▶ [EXERCISE BRIEF]: The expected answer comprises all lines from the entries that contain the string "What".

▶ [RECORDS FOR THE TASK]:
_ _ _

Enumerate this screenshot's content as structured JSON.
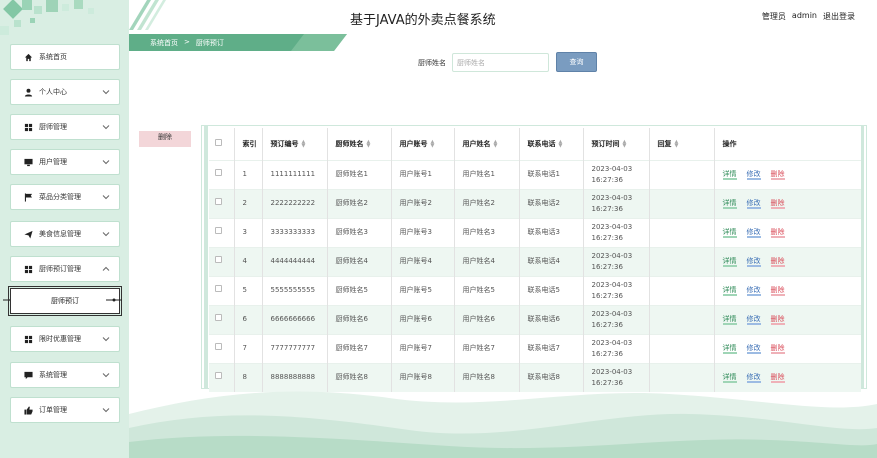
{
  "header": {
    "title": "基于JAVA的外卖点餐系统",
    "user_role": "管理员",
    "username": "admin",
    "logout": "退出登录"
  },
  "breadcrumb": {
    "home": "系统首页",
    "separator": ">",
    "current": "厨师预订"
  },
  "sidebar": {
    "items": [
      {
        "label": "系统首页",
        "icon": "home-icon"
      },
      {
        "label": "个人中心",
        "icon": "user-icon"
      },
      {
        "label": "厨师管理",
        "icon": "grid-icon"
      },
      {
        "label": "用户管理",
        "icon": "monitor-icon"
      },
      {
        "label": "菜品分类管理",
        "icon": "flag-icon"
      },
      {
        "label": "美食信息管理",
        "icon": "send-icon"
      },
      {
        "label": "厨师预订管理",
        "icon": "grid-icon"
      },
      {
        "label": "限时优惠管理",
        "icon": "grid-icon"
      },
      {
        "label": "系统管理",
        "icon": "chat-icon"
      },
      {
        "label": "订单管理",
        "icon": "thumb-icon"
      }
    ],
    "submenu": {
      "label": "厨师预订"
    }
  },
  "search": {
    "label": "厨师姓名",
    "placeholder": "厨师姓名",
    "button": "查询"
  },
  "actions": {
    "delete": "删除"
  },
  "table": {
    "headers": {
      "index": "索引",
      "order_no": "预订编号",
      "chef_name": "厨师姓名",
      "account": "用户账号",
      "user_name": "用户姓名",
      "phone": "联系电话",
      "time": "预订时间",
      "reply": "回复",
      "ops": "操作"
    },
    "ops": {
      "detail": "详情",
      "edit": "修改",
      "delete": "删除"
    },
    "rows": [
      {
        "index": "1",
        "order_no": "1111111111",
        "chef_name": "厨师姓名1",
        "account": "用户账号1",
        "user_name": "用户姓名1",
        "phone": "联系电话1",
        "date": "2023-04-03",
        "time": "16:27:36",
        "reply": ""
      },
      {
        "index": "2",
        "order_no": "2222222222",
        "chef_name": "厨师姓名2",
        "account": "用户账号2",
        "user_name": "用户姓名2",
        "phone": "联系电话2",
        "date": "2023-04-03",
        "time": "16:27:36",
        "reply": ""
      },
      {
        "index": "3",
        "order_no": "3333333333",
        "chef_name": "厨师姓名3",
        "account": "用户账号3",
        "user_name": "用户姓名3",
        "phone": "联系电话3",
        "date": "2023-04-03",
        "time": "16:27:36",
        "reply": ""
      },
      {
        "index": "4",
        "order_no": "4444444444",
        "chef_name": "厨师姓名4",
        "account": "用户账号4",
        "user_name": "用户姓名4",
        "phone": "联系电话4",
        "date": "2023-04-03",
        "time": "16:27:36",
        "reply": ""
      },
      {
        "index": "5",
        "order_no": "5555555555",
        "chef_name": "厨师姓名5",
        "account": "用户账号5",
        "user_name": "用户姓名5",
        "phone": "联系电话5",
        "date": "2023-04-03",
        "time": "16:27:36",
        "reply": ""
      },
      {
        "index": "6",
        "order_no": "6666666666",
        "chef_name": "厨师姓名6",
        "account": "用户账号6",
        "user_name": "用户姓名6",
        "phone": "联系电话6",
        "date": "2023-04-03",
        "time": "16:27:36",
        "reply": ""
      },
      {
        "index": "7",
        "order_no": "7777777777",
        "chef_name": "厨师姓名7",
        "account": "用户账号7",
        "user_name": "用户姓名7",
        "phone": "联系电话7",
        "date": "2023-04-03",
        "time": "16:27:36",
        "reply": ""
      },
      {
        "index": "8",
        "order_no": "8888888888",
        "chef_name": "厨师姓名8",
        "account": "用户账号8",
        "user_name": "用户姓名8",
        "phone": "联系电话8",
        "date": "2023-04-03",
        "time": "16:27:36",
        "reply": ""
      }
    ]
  },
  "colors": {
    "sidebar_bg": "#d9eee3",
    "accent_green": "#5fae88",
    "search_button": "#7a9cc0",
    "delete_button_bg": "#f3d6d9"
  }
}
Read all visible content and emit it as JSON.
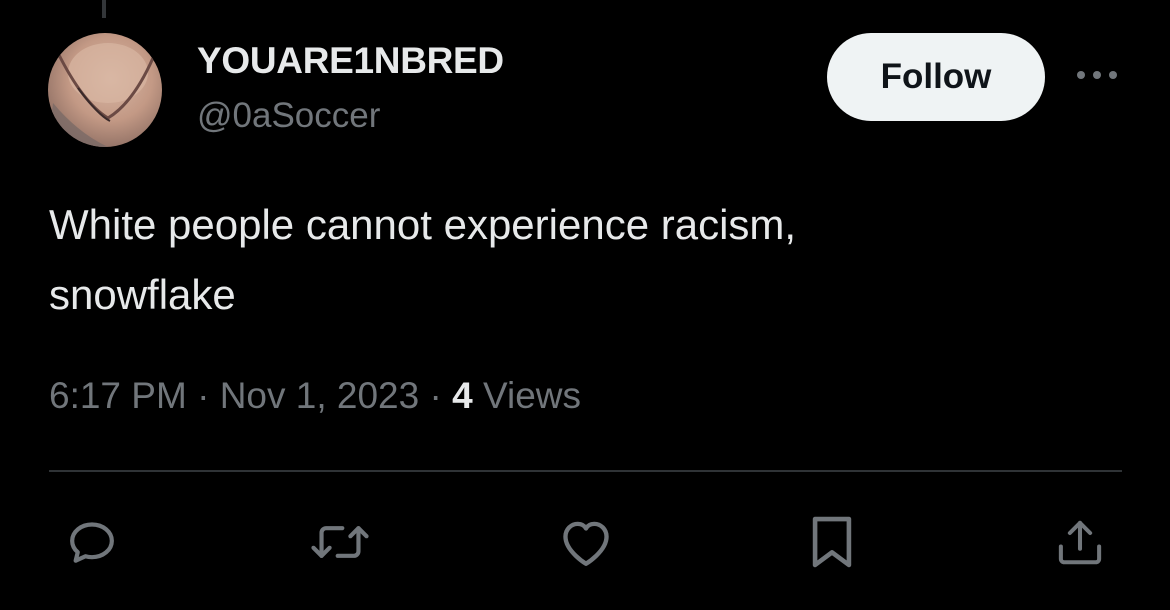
{
  "tweet": {
    "author": {
      "display_name": "YOUARE1NBRED",
      "handle": "@0aSoccer"
    },
    "text": "White people cannot experience racism,\nsnowflake",
    "time": "6:17 PM",
    "separator": "·",
    "date": "Nov 1, 2023",
    "views_count": "4",
    "views_label": "Views"
  },
  "buttons": {
    "follow_label": "Follow"
  },
  "icons": {
    "more": "ellipsis-icon",
    "reply": "speech-bubble-icon",
    "retweet": "retweet-arrows-icon",
    "like": "heart-icon",
    "bookmark": "bookmark-icon",
    "share": "share-upload-icon"
  },
  "colors": {
    "background": "#000000",
    "primary_text": "#e7e9ea",
    "secondary_text": "#71767b",
    "follow_button_bg": "#eff3f4",
    "follow_button_text": "#0f1419",
    "divider": "#2f3336"
  }
}
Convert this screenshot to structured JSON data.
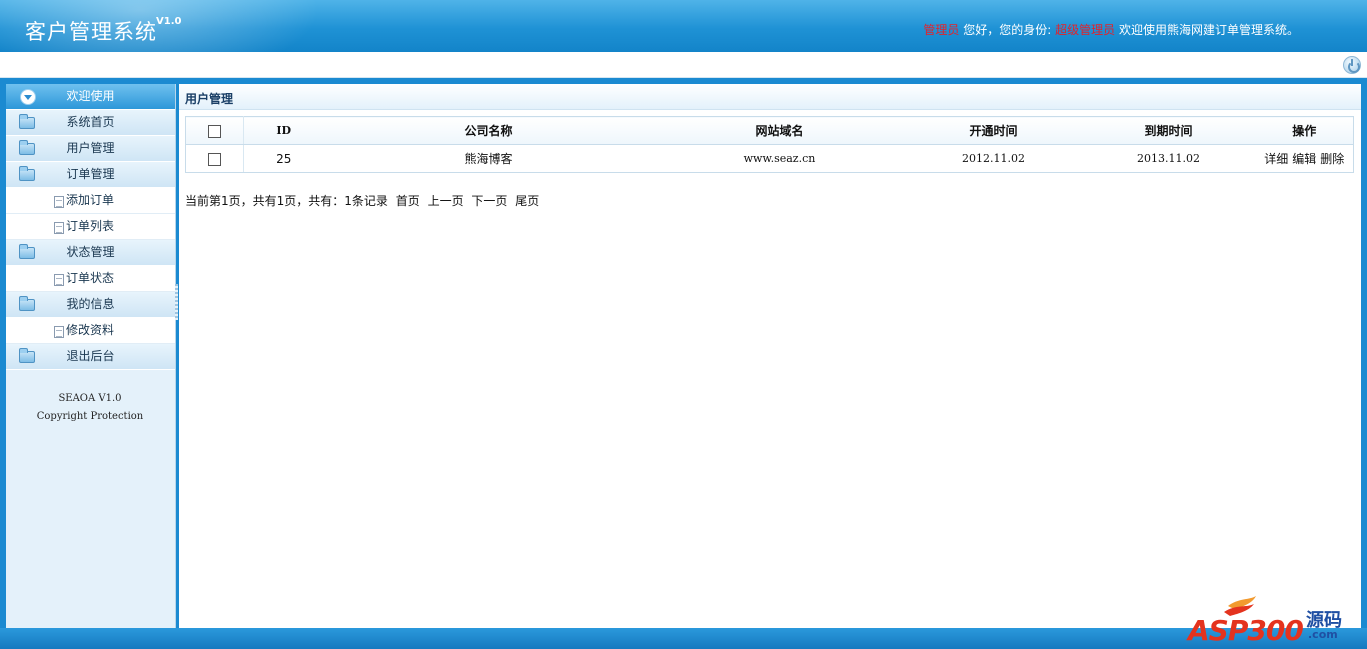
{
  "header": {
    "title": "客户管理系统",
    "version": "V1.0",
    "user_role_label": "管理员",
    "greeting": "您好，您的身份:",
    "identity": "超级管理员",
    "welcome": "欢迎使用熊海网建订单管理系统。"
  },
  "toolbar": {
    "power_icon": "power-icon"
  },
  "sidebar": {
    "items": [
      {
        "label": "欢迎使用",
        "type": "top",
        "icon": "circle-down-icon"
      },
      {
        "label": "系统首页",
        "type": "group",
        "icon": "folder-icon"
      },
      {
        "label": "用户管理",
        "type": "group",
        "icon": "folder-icon"
      },
      {
        "label": "订单管理",
        "type": "group",
        "icon": "folder-icon"
      },
      {
        "label": "添加订单",
        "type": "sub",
        "icon": "document-icon"
      },
      {
        "label": "订单列表",
        "type": "sub",
        "icon": "document-icon"
      },
      {
        "label": "状态管理",
        "type": "group",
        "icon": "folder-icon"
      },
      {
        "label": "订单状态",
        "type": "sub",
        "icon": "document-icon"
      },
      {
        "label": "我的信息",
        "type": "group",
        "icon": "folder-icon"
      },
      {
        "label": "修改资料",
        "type": "sub",
        "icon": "document-icon"
      },
      {
        "label": "退出后台",
        "type": "group",
        "icon": "folder-icon"
      }
    ],
    "footer_line1": "SEAOA V1.0",
    "footer_line2": "Copyright Protection"
  },
  "main": {
    "title": "用户管理",
    "columns": [
      "ID",
      "公司名称",
      "网站域名",
      "开通时间",
      "到期时间",
      "操作"
    ],
    "rows": [
      {
        "id": "25",
        "company": "熊海博客",
        "domain": "www.seaz.cn",
        "start": "2012.11.02",
        "end": "2013.11.02",
        "actions": [
          "详细",
          "编辑",
          "删除"
        ]
      }
    ],
    "pager": {
      "summary": "当前第1页，共有1页，共有：1条记录",
      "first": "首页",
      "prev": "上一页",
      "next": "下一页",
      "last": "尾页"
    }
  },
  "watermark": {
    "text": "ASP300",
    "sub": "源码",
    "com": ".com"
  },
  "colors": {
    "header_blue": "#1f92d5",
    "frame_blue": "#1b8ad1",
    "highlight_red": "#e0242d"
  }
}
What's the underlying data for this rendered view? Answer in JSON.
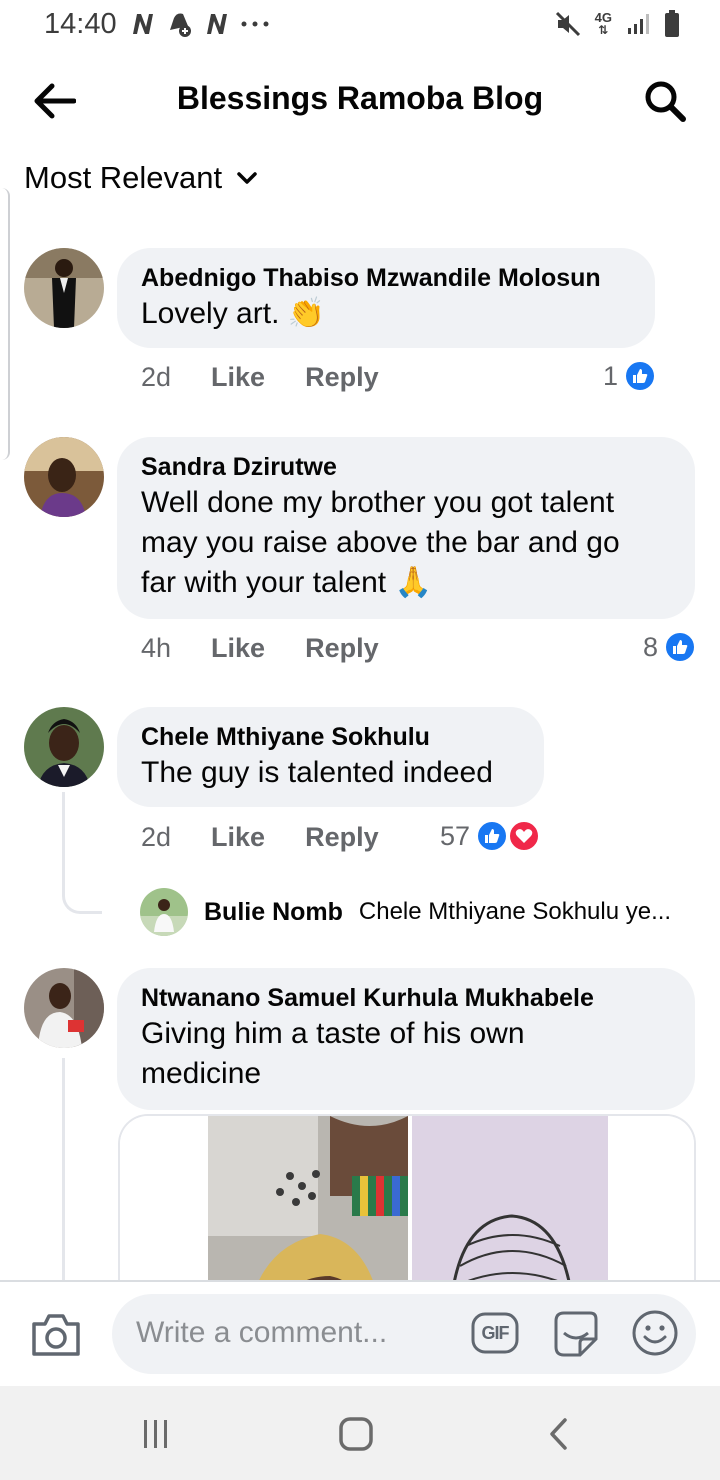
{
  "status_bar": {
    "time": "14:40",
    "notifications": [
      "n-logo-icon",
      "notification-badge-icon",
      "n-logo-icon",
      "more-dots-icon"
    ],
    "network": "4G",
    "icons": [
      "mute-icon",
      "network-4g-icon",
      "signal-icon",
      "battery-icon"
    ]
  },
  "header": {
    "title": "Blessings Ramoba Blog",
    "back_icon": "arrow-left-icon",
    "search_icon": "search-icon"
  },
  "sort": {
    "label": "Most Relevant",
    "icon": "chevron-down-icon"
  },
  "comments": [
    {
      "name": "Abednigo Thabiso Mzwandile Molosun",
      "text": "Lovely art.",
      "emoji": "👏",
      "time": "2d",
      "like_label": "Like",
      "reply_label": "Reply",
      "reaction_count": "1",
      "reactions": [
        "like"
      ]
    },
    {
      "name": "Sandra Dzirutwe",
      "text_lines": [
        "Well done my brother you got talent",
        "may you raise above the bar and go",
        "far with your talent"
      ],
      "emoji": "🙏",
      "time": "4h",
      "like_label": "Like",
      "reply_label": "Reply",
      "reaction_count": "8",
      "reactions": [
        "like"
      ]
    },
    {
      "name": "Chele Mthiyane Sokhulu",
      "text": "The guy is talented indeed",
      "time": "2d",
      "like_label": "Like",
      "reply_label": "Reply",
      "reaction_count": "57",
      "reactions": [
        "like",
        "love"
      ],
      "reply_preview": {
        "name": "Bulie Nomb",
        "text": "Chele Mthiyane Sokhulu ye..."
      }
    },
    {
      "name": "Ntwanano Samuel Kurhula Mukhabele",
      "text_lines": [
        "Giving him a taste of his own",
        "medicine"
      ]
    }
  ],
  "composer": {
    "placeholder": "Write a comment...",
    "gif_label": "GIF",
    "icons": [
      "camera-icon",
      "gif-icon",
      "sticker-icon",
      "emoji-icon"
    ]
  },
  "colors": {
    "facebook_blue": "#1877f2",
    "love_red": "#f02849",
    "bubble_bg": "#f0f2f5",
    "secondary_text": "#65676b"
  }
}
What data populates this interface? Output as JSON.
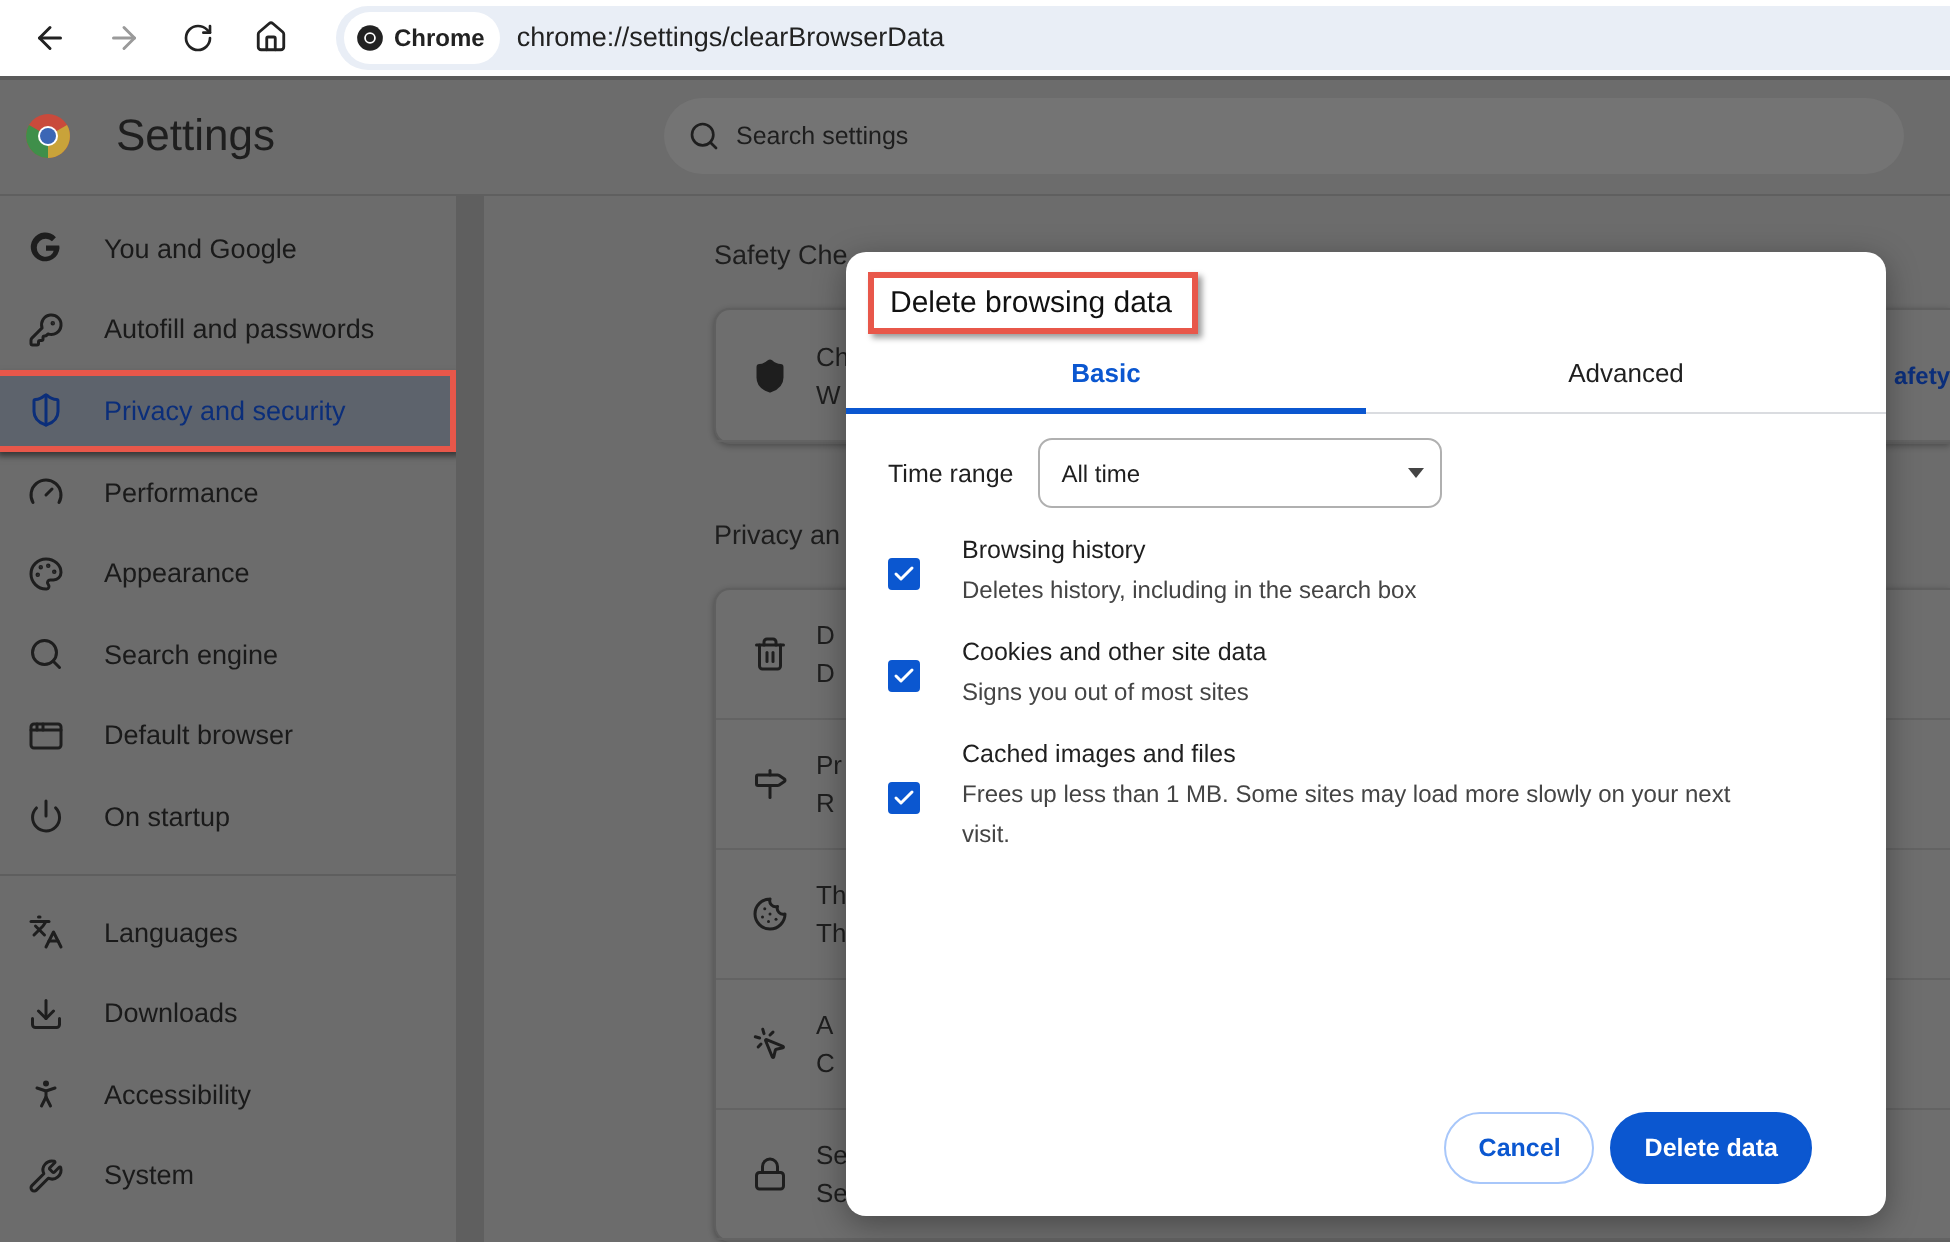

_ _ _

▶ [EXERCISE RESPONSE]:
What's the underlying data for this rendered view? Answer in JSON.
What data populates this interface? Output as JSON.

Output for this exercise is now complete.